Sometimes you just have to see WTF is going on. There’s been a wind storm, you forgot to test your Maglite ahead of time, and now you’re in the dark with your woman. Normally this would be awesome, but you’re right in the middle of Ticket to Ride and you’re about to win. What do you do? Reach for your trusty crank-powered LED lantern made by North Point.
The North Point lantern has a few nifty features that impressed me right out of the box. It’s lightweight, has a rubberized body, and a plastic handle with a folding hook on it so that you can hang the lantern. Operation is simple: there’s one button that turns on four, eight, all twelve lights, and then turns all of the lights off. There’s a gimmicky compass on the top of the lantern hood. I guess it works well enough, but I’m not entirely sure why it was included. There is a plug for an AC adapter, but again I’m a bit baffled by this product feature. If there’s power, wouldn’t one use more powerful lights instead?

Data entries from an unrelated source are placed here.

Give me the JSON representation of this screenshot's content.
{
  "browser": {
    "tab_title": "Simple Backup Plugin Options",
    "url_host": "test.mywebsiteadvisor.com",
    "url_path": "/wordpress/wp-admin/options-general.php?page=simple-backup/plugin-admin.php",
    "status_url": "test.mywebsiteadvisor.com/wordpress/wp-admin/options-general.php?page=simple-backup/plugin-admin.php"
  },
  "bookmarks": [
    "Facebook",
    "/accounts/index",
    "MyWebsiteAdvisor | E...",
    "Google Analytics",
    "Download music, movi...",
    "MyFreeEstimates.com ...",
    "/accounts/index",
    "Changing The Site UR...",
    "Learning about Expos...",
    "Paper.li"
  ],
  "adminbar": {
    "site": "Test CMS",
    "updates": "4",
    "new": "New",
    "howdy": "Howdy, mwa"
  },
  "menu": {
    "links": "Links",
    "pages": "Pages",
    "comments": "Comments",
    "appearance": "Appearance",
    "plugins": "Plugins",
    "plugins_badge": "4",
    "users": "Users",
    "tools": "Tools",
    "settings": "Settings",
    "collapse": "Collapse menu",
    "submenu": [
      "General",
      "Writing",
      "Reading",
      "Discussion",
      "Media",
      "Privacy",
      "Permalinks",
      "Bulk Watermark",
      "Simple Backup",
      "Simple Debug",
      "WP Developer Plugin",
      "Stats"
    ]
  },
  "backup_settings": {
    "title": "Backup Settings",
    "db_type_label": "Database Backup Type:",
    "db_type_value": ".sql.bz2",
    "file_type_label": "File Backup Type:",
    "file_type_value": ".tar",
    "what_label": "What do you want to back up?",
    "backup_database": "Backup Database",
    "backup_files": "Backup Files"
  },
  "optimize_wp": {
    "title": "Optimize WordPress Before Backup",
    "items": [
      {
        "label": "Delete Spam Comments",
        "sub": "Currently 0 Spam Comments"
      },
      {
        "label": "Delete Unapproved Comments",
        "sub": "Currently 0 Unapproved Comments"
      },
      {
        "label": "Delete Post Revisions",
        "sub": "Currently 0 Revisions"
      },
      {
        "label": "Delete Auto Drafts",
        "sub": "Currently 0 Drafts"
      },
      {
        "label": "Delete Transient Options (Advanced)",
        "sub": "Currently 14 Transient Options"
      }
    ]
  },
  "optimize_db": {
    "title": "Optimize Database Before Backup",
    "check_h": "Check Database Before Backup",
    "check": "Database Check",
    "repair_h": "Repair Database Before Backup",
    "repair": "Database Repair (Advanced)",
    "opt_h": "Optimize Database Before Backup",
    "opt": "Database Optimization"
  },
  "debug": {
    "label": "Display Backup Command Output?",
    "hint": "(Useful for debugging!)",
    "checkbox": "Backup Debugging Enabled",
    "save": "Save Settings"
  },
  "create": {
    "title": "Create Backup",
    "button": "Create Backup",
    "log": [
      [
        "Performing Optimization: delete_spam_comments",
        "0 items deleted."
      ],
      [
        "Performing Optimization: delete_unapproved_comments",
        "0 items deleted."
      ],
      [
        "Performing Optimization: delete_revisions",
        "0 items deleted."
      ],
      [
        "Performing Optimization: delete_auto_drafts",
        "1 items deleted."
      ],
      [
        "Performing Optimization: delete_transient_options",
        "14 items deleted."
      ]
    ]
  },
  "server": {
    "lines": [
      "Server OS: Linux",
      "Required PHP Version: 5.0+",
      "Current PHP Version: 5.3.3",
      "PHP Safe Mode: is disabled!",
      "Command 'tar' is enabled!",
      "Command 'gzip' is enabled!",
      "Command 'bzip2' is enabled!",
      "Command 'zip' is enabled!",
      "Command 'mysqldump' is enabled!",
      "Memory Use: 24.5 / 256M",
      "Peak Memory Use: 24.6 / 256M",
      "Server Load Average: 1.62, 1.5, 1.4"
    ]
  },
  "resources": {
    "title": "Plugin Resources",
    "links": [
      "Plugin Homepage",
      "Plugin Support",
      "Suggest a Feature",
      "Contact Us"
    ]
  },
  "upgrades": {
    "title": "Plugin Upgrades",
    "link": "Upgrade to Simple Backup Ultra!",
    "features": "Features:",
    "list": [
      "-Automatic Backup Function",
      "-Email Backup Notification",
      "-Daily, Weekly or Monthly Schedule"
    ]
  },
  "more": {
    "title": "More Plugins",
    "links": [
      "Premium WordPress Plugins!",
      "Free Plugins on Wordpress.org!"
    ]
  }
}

I like hand-cranked gadgets, because no matter how out of shape you are you can always turn a plastic handle for sixty seconds. The product packaging reports twenty minutes of light for every minute, but as with my other hand-crank emergency goodies the run time is usually under-estimated on the product description. My lantern ran for over two hours before the LEDs completely died out.
Unfortunately, the North Point lantern may run so long because the light output is very, very, low. Even with all twelve LEDs on, the lantern didn’t give off enough light to read by, even at distances as close as two feet. I would rate the output of the lantern as “useless” unless you are afraid of the dark and just need a comfort light. I wouldn’t count on the lantern to illuminate anything, even at full brightness. Looks like we’ll use our Braille skills to finish that game of Ticket to Ride.
I bought two of these from Tanga for about $15 each after shipping. I don’t think these are worth even fifteen dollars. The light output is too low, and I would have MUCH rather had more light than a longer run-time. I don’t need an hour of dim light; I want twenty minutes of bright light. After all, I’m about to claim a route from San Francisco to Los Angeles.